Available data
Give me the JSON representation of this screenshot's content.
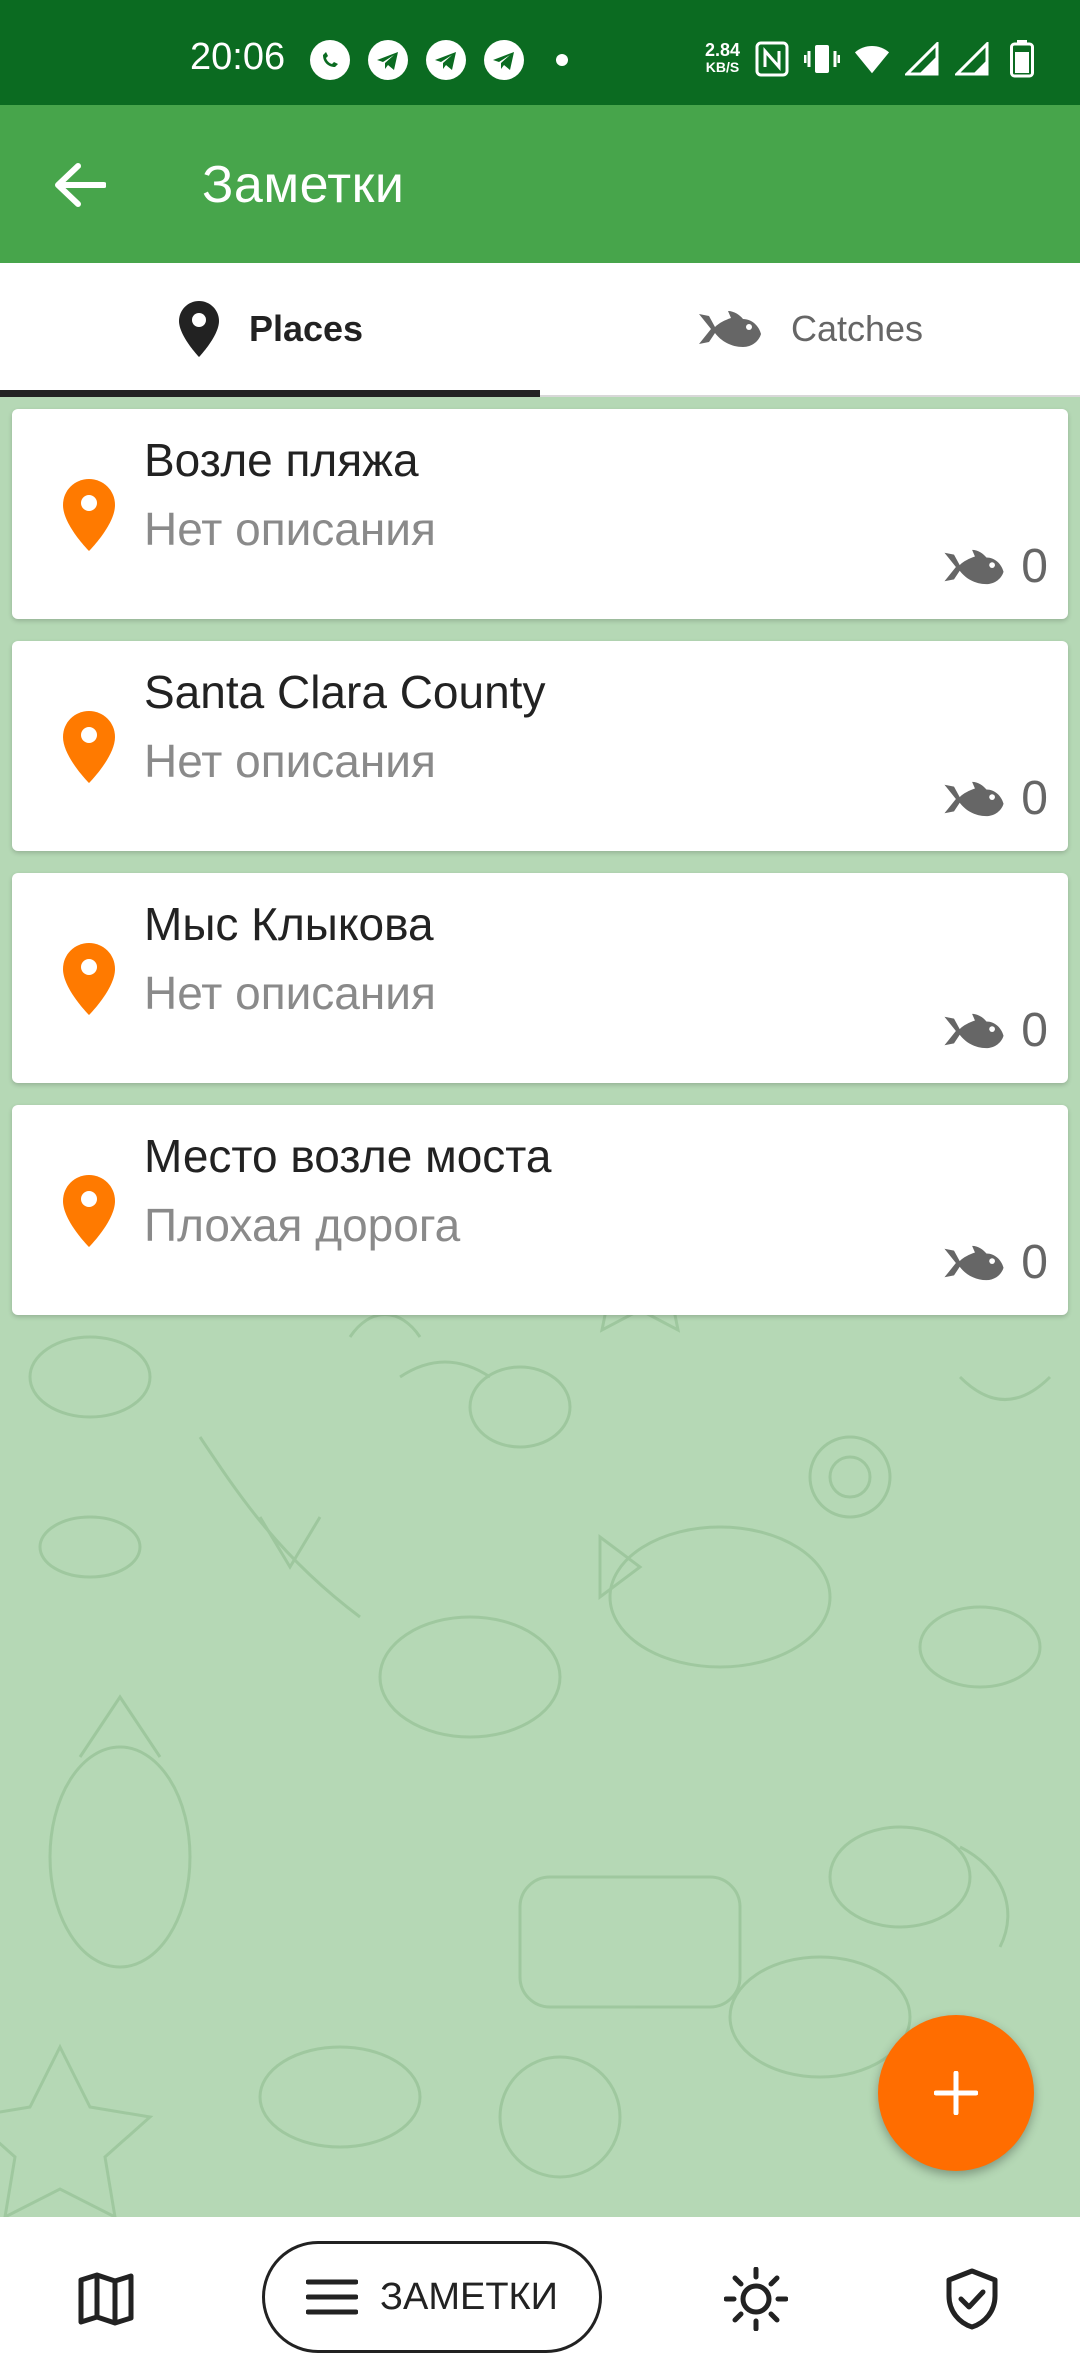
{
  "status_bar": {
    "time": "20:06",
    "net_speed_value": "2.84",
    "net_speed_unit": "KB/S",
    "icons": [
      "whatsapp-icon",
      "telegram-icon",
      "telegram-icon",
      "telegram-icon",
      "dot-icon",
      "nfc-icon",
      "vibrate-icon",
      "wifi-icon",
      "signal-icon",
      "signal-icon",
      "battery-icon"
    ]
  },
  "app_bar": {
    "title": "Заметки"
  },
  "tabs": [
    {
      "label": "Places",
      "icon": "pin-icon",
      "active": true
    },
    {
      "label": "Catches",
      "icon": "fish-icon",
      "active": false
    }
  ],
  "places": [
    {
      "title": "Возле пляжа",
      "description": "Нет описания",
      "catch_count": "0"
    },
    {
      "title": "Santa Clara County",
      "description": "Нет описания",
      "catch_count": "0"
    },
    {
      "title": "Мыс Клыкова",
      "description": "Нет описания",
      "catch_count": "0"
    },
    {
      "title": "Место возле моста",
      "description": "Плохая дорога",
      "catch_count": "0"
    }
  ],
  "bottom_nav": {
    "notes_label": "ЗАМЕТКИ",
    "items": [
      "map-icon",
      "menu-icon",
      "weather-icon",
      "shield-icon"
    ]
  },
  "colors": {
    "status_bar": "#0b6b21",
    "app_bar": "#47a54b",
    "background": "#b5d8b5",
    "accent": "#ff6d00"
  }
}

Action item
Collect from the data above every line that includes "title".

Output below
    "title": "Заметки"
      "title": "Возле пляжа",
      "title": "Santa Clara County",
      "title": "Мыс Клыкова",
      "title": "Место возле моста",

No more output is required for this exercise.